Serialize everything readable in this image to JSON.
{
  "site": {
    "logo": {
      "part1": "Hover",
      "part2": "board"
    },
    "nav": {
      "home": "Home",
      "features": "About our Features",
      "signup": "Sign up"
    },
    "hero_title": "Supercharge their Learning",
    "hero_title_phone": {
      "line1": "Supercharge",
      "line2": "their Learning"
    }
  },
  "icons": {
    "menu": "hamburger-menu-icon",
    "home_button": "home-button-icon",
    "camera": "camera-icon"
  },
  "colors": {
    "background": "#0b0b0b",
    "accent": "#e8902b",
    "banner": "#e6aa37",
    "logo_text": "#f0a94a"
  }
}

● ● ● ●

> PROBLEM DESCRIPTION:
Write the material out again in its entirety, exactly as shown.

> OUTPUT FOR THIS EXERCISE:
Serialize everything readable in this image to JSON.
{
  "site": {
    "logo": {
      "part1": "Hover",
      "part2": "board"
    },
    "nav": {
      "home": "Home",
      "features": "About our Features",
      "signup": "Sign up"
    },
    "hero_title": "Supercharge their Learning",
    "hero_title_phone": {
      "line1": "Supercharge",
      "line2": "their Learning"
    }
  },
  "icons": {
    "menu": "hamburger-menu-icon",
    "home_button": "home-button-icon",
    "camera": "camera-icon"
  },
  "colors": {
    "background": "#0b0b0b",
    "accent": "#e8902b",
    "banner": "#e6aa37",
    "logo_text": "#f0a94a"
  }
}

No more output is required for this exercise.